Output the entries below unchanged, except for the pictures.

App and web page records:
**********
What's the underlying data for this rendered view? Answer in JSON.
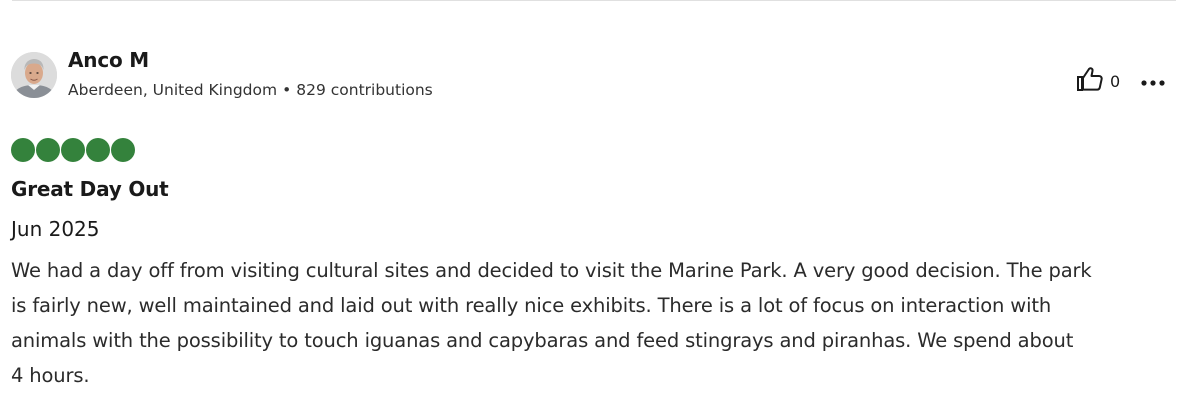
{
  "review": {
    "user": {
      "name": "Anco M",
      "location": "Aberdeen, United Kingdom",
      "separator": "•",
      "contributions": "829 contributions"
    },
    "helpful": {
      "count": "0",
      "icon": "thumbs-up-icon"
    },
    "more_icon": "more-options-icon",
    "rating": {
      "value": 5,
      "max": 5,
      "color": "#34823c"
    },
    "title": "Great Day Out",
    "date": "Jun 2025",
    "body_lines": [
      "We had a day off from visiting cultural sites and decided to visit the Marine Park. A very good decision. The park",
      "is fairly new, well maintained and laid out with really nice exhibits. There is a lot of focus on interaction with",
      "animals with the possibility to touch iguanas and capybaras and feed stingrays and piranhas. We spend about",
      "4 hours."
    ]
  }
}
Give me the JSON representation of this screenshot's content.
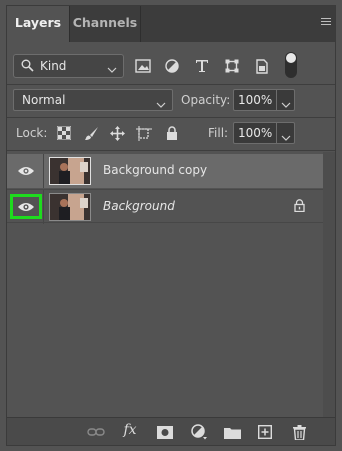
{
  "tabs": [
    {
      "label": "Layers",
      "active": true
    },
    {
      "label": "Channels",
      "active": false
    }
  ],
  "filter": {
    "kind_label": "Kind",
    "icons": [
      "image-filter-icon",
      "adjustment-filter-icon",
      "type-filter-icon",
      "shape-filter-icon",
      "smart-object-filter-icon"
    ]
  },
  "blend": {
    "mode": "Normal",
    "opacity_label": "Opacity:",
    "opacity_value": "100%"
  },
  "lock": {
    "label": "Lock:",
    "fill_label": "Fill:",
    "fill_value": "100%"
  },
  "layers": [
    {
      "name": "Background copy",
      "selected": true,
      "visible": true,
      "italic": false,
      "locked": false
    },
    {
      "name": "Background",
      "selected": false,
      "visible": true,
      "italic": true,
      "locked": true
    }
  ],
  "bottom_icons": [
    "link-icon",
    "fx-icon",
    "mask-icon",
    "adjustment-icon",
    "folder-icon",
    "new-layer-icon",
    "trash-icon"
  ],
  "fx_label": "fx",
  "colors": {
    "panel_bg": "#535353",
    "selected_row": "#6a6a6a",
    "highlight": "#1edc1e"
  }
}
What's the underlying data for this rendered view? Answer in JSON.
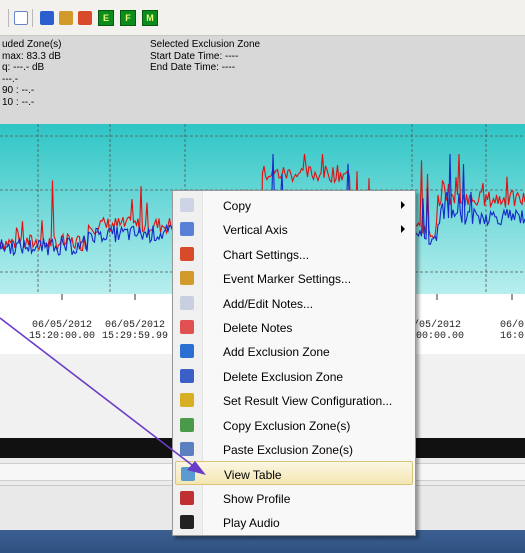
{
  "toolbar": {
    "buttons": [
      {
        "icon": "document-icon",
        "color": "#6a86c9"
      },
      {
        "icon": "transfer-icon",
        "color": "#2b5fd0"
      },
      {
        "icon": "box-icon",
        "color": "#d29a2a"
      },
      {
        "icon": "chart-settings-icon",
        "color": "#d84a2a"
      }
    ],
    "letters": [
      "E",
      "F",
      "M"
    ]
  },
  "info": {
    "left_lines": [
      "uded Zone(s)",
      "max: 83.3 dB",
      "q: ---.- dB",
      "---.-",
      "90 : --.-",
      "10 : --.-"
    ],
    "right_title": "Selected Exclusion Zone",
    "right_start": "Start Date  Time: ----",
    "right_end": "End Date  Time: ----"
  },
  "chart_data": {
    "type": "line",
    "x": [
      "06/05/2012 15:20:00.00",
      "06/05/2012 15:29:59.99",
      "06/05/2012 15:50:00.00",
      "06/05/2012 16:0"
    ],
    "x_tick_labels": [
      {
        "date": "06/05/2012",
        "time": "15:20:00.00"
      },
      {
        "date": "06/05/2012",
        "time": "15:29:59.99"
      },
      {
        "date": "/05/2012",
        "time": ":00:00.00"
      },
      {
        "date": "06/0",
        "time": "16:0"
      }
    ],
    "series": [
      {
        "color": "#1528c8",
        "values": [
          51,
          54,
          50,
          61,
          53,
          58
        ]
      },
      {
        "color": "#e01010",
        "values": [
          52,
          56,
          51,
          68,
          55,
          62
        ]
      }
    ],
    "colors": {
      "band_top": "#2ec5c5",
      "band_bottom": "#b8eeee",
      "grid": "#555555"
    }
  },
  "menu": {
    "items": [
      {
        "label": "Copy",
        "icon": "copy-icon",
        "submenu": true
      },
      {
        "label": "Vertical Axis",
        "icon": "vertical-axis-icon",
        "submenu": true
      },
      {
        "label": "Chart Settings...",
        "icon": "chart-settings-icon",
        "submenu": false
      },
      {
        "label": "Event Marker Settings...",
        "icon": "event-marker-icon",
        "submenu": false
      },
      {
        "label": "Add/Edit Notes...",
        "icon": "notes-icon",
        "submenu": false
      },
      {
        "label": "Delete Notes",
        "icon": "delete-notes-icon",
        "submenu": false
      },
      {
        "label": "Add Exclusion Zone",
        "icon": "add-exclusion-icon",
        "submenu": false
      },
      {
        "label": "Delete Exclusion Zone",
        "icon": "delete-exclusion-icon",
        "submenu": false
      },
      {
        "label": "Set Result View Configuration...",
        "icon": "configuration-icon",
        "submenu": false
      },
      {
        "label": "Copy Exclusion Zone(s)",
        "icon": "copy-exclusion-icon",
        "submenu": false
      },
      {
        "label": "Paste Exclusion Zone(s)",
        "icon": "paste-exclusion-icon",
        "submenu": false
      },
      {
        "label": "View Table",
        "icon": "view-table-icon",
        "submenu": false,
        "highlighted": true
      },
      {
        "label": "Show Profile",
        "icon": "profile-icon",
        "submenu": false
      },
      {
        "label": "Play Audio",
        "icon": "speaker-icon",
        "submenu": false
      }
    ]
  },
  "annotation": {
    "color": "#6a3cc8"
  }
}
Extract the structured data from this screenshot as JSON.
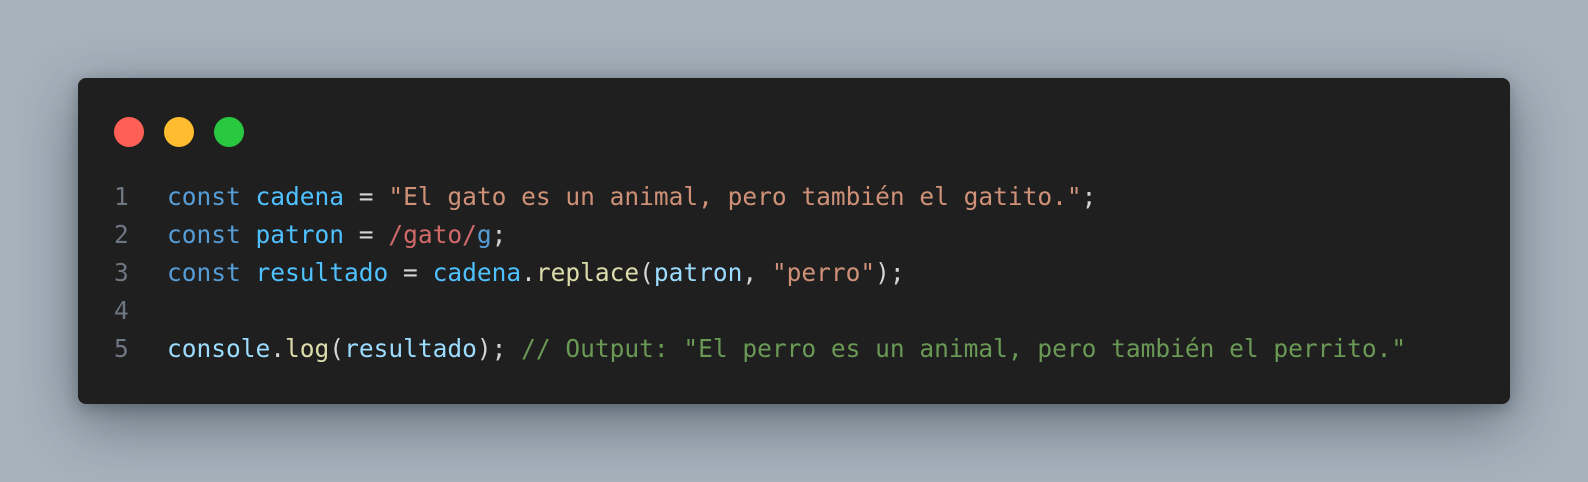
{
  "window": {
    "controls": [
      {
        "name": "close",
        "color": "#ff5f57"
      },
      {
        "name": "minimize",
        "color": "#febc2e"
      },
      {
        "name": "maximize",
        "color": "#28c840"
      }
    ]
  },
  "code": {
    "language": "javascript",
    "lines": [
      {
        "number": "1",
        "tokens": [
          {
            "text": "const",
            "type": "keyword"
          },
          {
            "text": " ",
            "type": "space"
          },
          {
            "text": "cadena",
            "type": "variable"
          },
          {
            "text": " = ",
            "type": "operator"
          },
          {
            "text": "\"El gato es un animal, pero también el gatito.\"",
            "type": "string"
          },
          {
            "text": ";",
            "type": "punctuation"
          }
        ]
      },
      {
        "number": "2",
        "tokens": [
          {
            "text": "const",
            "type": "keyword"
          },
          {
            "text": " ",
            "type": "space"
          },
          {
            "text": "patron",
            "type": "variable"
          },
          {
            "text": " = ",
            "type": "operator"
          },
          {
            "text": "/gato/",
            "type": "regex"
          },
          {
            "text": "g",
            "type": "regex-flag"
          },
          {
            "text": ";",
            "type": "punctuation"
          }
        ]
      },
      {
        "number": "3",
        "tokens": [
          {
            "text": "const",
            "type": "keyword"
          },
          {
            "text": " ",
            "type": "space"
          },
          {
            "text": "resultado",
            "type": "variable"
          },
          {
            "text": " = ",
            "type": "operator"
          },
          {
            "text": "cadena",
            "type": "variable"
          },
          {
            "text": ".",
            "type": "punctuation"
          },
          {
            "text": "replace",
            "type": "function"
          },
          {
            "text": "(",
            "type": "punctuation"
          },
          {
            "text": "patron",
            "type": "property"
          },
          {
            "text": ", ",
            "type": "punctuation"
          },
          {
            "text": "\"perro\"",
            "type": "string"
          },
          {
            "text": ");",
            "type": "punctuation"
          }
        ]
      },
      {
        "number": "4",
        "tokens": []
      },
      {
        "number": "5",
        "tokens": [
          {
            "text": "console",
            "type": "property"
          },
          {
            "text": ".",
            "type": "punctuation"
          },
          {
            "text": "log",
            "type": "function"
          },
          {
            "text": "(",
            "type": "punctuation"
          },
          {
            "text": "resultado",
            "type": "property"
          },
          {
            "text": "); ",
            "type": "punctuation"
          },
          {
            "text": "// Output: \"El perro es un animal, pero también el perrito.\"",
            "type": "comment"
          }
        ]
      }
    ]
  }
}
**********
→ **ANSWER TO THE PROBLEM**
What's the underlying data for this rendered view? Answer in JSON.
{
  "review": {
    "user": {
      "name": "Anco M",
      "location": "Aberdeen, United Kingdom",
      "separator": "•",
      "contributions": "829 contributions"
    },
    "helpful": {
      "count": "0",
      "icon": "thumbs-up-icon"
    },
    "more_icon": "more-options-icon",
    "rating": {
      "value": 5,
      "max": 5,
      "color": "#34823c"
    },
    "title": "Great Day Out",
    "date": "Jun 2025",
    "body_lines": [
      "We had a day off from visiting cultural sites and decided to visit the Marine Park. A very good decision. The park",
      "is fairly new, well maintained and laid out with really nice exhibits. There is a lot of focus on interaction with",
      "animals with the possibility to touch iguanas and capybaras and feed stingrays and piranhas. We spend about",
      "4 hours."
    ]
  }
}
Give me the JSON representation of this screenshot's content.
{
  "tabs": [
    {
      "label": "Layers",
      "active": true
    },
    {
      "label": "Channels",
      "active": false
    }
  ],
  "filter": {
    "kind_label": "Kind",
    "icons": [
      "image-filter-icon",
      "adjustment-filter-icon",
      "type-filter-icon",
      "shape-filter-icon",
      "smart-object-filter-icon"
    ]
  },
  "blend": {
    "mode": "Normal",
    "opacity_label": "Opacity:",
    "opacity_value": "100%"
  },
  "lock": {
    "label": "Lock:",
    "fill_label": "Fill:",
    "fill_value": "100%"
  },
  "layers": [
    {
      "name": "Background copy",
      "selected": true,
      "visible": true,
      "italic": false,
      "locked": false
    },
    {
      "name": "Background",
      "selected": false,
      "visible": true,
      "italic": true,
      "locked": true
    }
  ],
  "bottom_icons": [
    "link-icon",
    "fx-icon",
    "mask-icon",
    "adjustment-icon",
    "folder-icon",
    "new-layer-icon",
    "trash-icon"
  ],
  "fx_label": "fx",
  "colors": {
    "panel_bg": "#535353",
    "selected_row": "#6a6a6a",
    "highlight": "#1edc1e"
  }
}
What's the underlying data for this rendered view? Answer in JSON.
{
  "toolbar": {
    "buttons": [
      {
        "icon": "document-icon",
        "color": "#6a86c9"
      },
      {
        "icon": "transfer-icon",
        "color": "#2b5fd0"
      },
      {
        "icon": "box-icon",
        "color": "#d29a2a"
      },
      {
        "icon": "chart-settings-icon",
        "color": "#d84a2a"
      }
    ],
    "letters": [
      "E",
      "F",
      "M"
    ]
  },
  "info": {
    "left_lines": [
      "uded Zone(s)",
      "max: 83.3 dB",
      "q: ---.- dB",
      "---.-",
      "90 : --.-",
      "10 : --.-"
    ],
    "right_title": "Selected Exclusion Zone",
    "right_start": "Start Date  Time: ----",
    "right_end": "End Date  Time: ----"
  },
  "chart_data": {
    "type": "line",
    "x": [
      "06/05/2012 15:20:00.00",
      "06/05/2012 15:29:59.99",
      "06/05/2012 15:50:00.00",
      "06/05/2012 16:0"
    ],
    "x_tick_labels": [
      {
        "date": "06/05/2012",
        "time": "15:20:00.00"
      },
      {
        "date": "06/05/2012",
        "time": "15:29:59.99"
      },
      {
        "date": "/05/2012",
        "time": ":00:00.00"
      },
      {
        "date": "06/0",
        "time": "16:0"
      }
    ],
    "series": [
      {
        "color": "#1528c8",
        "values": [
          51,
          54,
          50,
          61,
          53,
          58
        ]
      },
      {
        "color": "#e01010",
        "values": [
          52,
          56,
          51,
          68,
          55,
          62
        ]
      }
    ],
    "colors": {
      "band_top": "#2ec5c5",
      "band_bottom": "#b8eeee",
      "grid": "#555555"
    }
  },
  "menu": {
    "items": [
      {
        "label": "Copy",
        "icon": "copy-icon",
        "submenu": true
      },
      {
        "label": "Vertical Axis",
        "icon": "vertical-axis-icon",
        "submenu": true
      },
      {
        "label": "Chart Settings...",
        "icon": "chart-settings-icon",
        "submenu": false
      },
      {
        "label": "Event Marker Settings...",
        "icon": "event-marker-icon",
        "submenu": false
      },
      {
        "label": "Add/Edit Notes...",
        "icon": "notes-icon",
        "submenu": false
      },
      {
        "label": "Delete Notes",
        "icon": "delete-notes-icon",
        "submenu": false
      },
      {
        "label": "Add Exclusion Zone",
        "icon": "add-exclusion-icon",
        "submenu": false
      },
      {
        "label": "Delete Exclusion Zone",
        "icon": "delete-exclusion-icon",
        "submenu": false
      },
      {
        "label": "Set Result View Configuration...",
        "icon": "configuration-icon",
        "submenu": false
      },
      {
        "label": "Copy Exclusion Zone(s)",
        "icon": "copy-exclusion-icon",
        "submenu": false
      },
      {
        "label": "Paste Exclusion Zone(s)",
        "icon": "paste-exclusion-icon",
        "submenu": false
      },
      {
        "label": "View Table",
        "icon": "view-table-icon",
        "submenu": false,
        "highlighted": true
      },
      {
        "label": "Show Profile",
        "icon": "profile-icon",
        "submenu": false
      },
      {
        "label": "Play Audio",
        "icon": "speaker-icon",
        "submenu": false
      }
    ]
  },
  "annotation": {
    "color": "#6a3cc8"
  }
}
Extract the structured data from this screenshot as JSON.
{
  "window": {
    "controls": [
      {
        "name": "close",
        "color": "#ff5f57"
      },
      {
        "name": "minimize",
        "color": "#febc2e"
      },
      {
        "name": "maximize",
        "color": "#28c840"
      }
    ]
  },
  "code": {
    "language": "javascript",
    "lines": [
      {
        "number": "1",
        "tokens": [
          {
            "text": "const",
            "type": "keyword"
          },
          {
            "text": " ",
            "type": "space"
          },
          {
            "text": "cadena",
            "type": "variable"
          },
          {
            "text": " = ",
            "type": "operator"
          },
          {
            "text": "\"El gato es un animal, pero también el gatito.\"",
            "type": "string"
          },
          {
            "text": ";",
            "type": "punctuation"
          }
        ]
      },
      {
        "number": "2",
        "tokens": [
          {
            "text": "const",
            "type": "keyword"
          },
          {
            "text": " ",
            "type": "space"
          },
          {
            "text": "patron",
            "type": "variable"
          },
          {
            "text": " = ",
            "type": "operator"
          },
          {
            "text": "/gato/",
            "type": "regex"
          },
          {
            "text": "g",
            "type": "regex-flag"
          },
          {
            "text": ";",
            "type": "punctuation"
          }
        ]
      },
      {
        "number": "3",
        "tokens": [
          {
            "text": "const",
            "type": "keyword"
          },
          {
            "text": " ",
            "type": "space"
          },
          {
            "text": "resultado",
            "type": "variable"
          },
          {
            "text": " = ",
            "type": "operator"
          },
          {
            "text": "cadena",
            "type": "variable"
          },
          {
            "text": ".",
            "type": "punctuation"
          },
          {
            "text": "replace",
            "type": "function"
          },
          {
            "text": "(",
            "type": "punctuation"
          },
          {
            "text": "patron",
            "type": "property"
          },
          {
            "text": ", ",
            "type": "punctuation"
          },
          {
            "text": "\"perro\"",
            "type": "string"
          },
          {
            "text": ");",
            "type": "punctuation"
          }
        ]
      },
      {
        "number": "4",
        "tokens": []
      },
      {
        "number": "5",
        "tokens": [
          {
            "text": "console",
            "type": "property"
          },
          {
            "text": ".",
            "type": "punctuation"
          },
          {
            "text": "log",
            "type": "function"
          },
          {
            "text": "(",
            "type": "punctuation"
          },
          {
            "text": "resultado",
            "type": "property"
          },
          {
            "text": "); ",
            "type": "punctuation"
          },
          {
            "text": "// Output: \"El perro es un animal, pero también el perrito.\"",
            "type": "comment"
          }
        ]
      }
    ]
  }
}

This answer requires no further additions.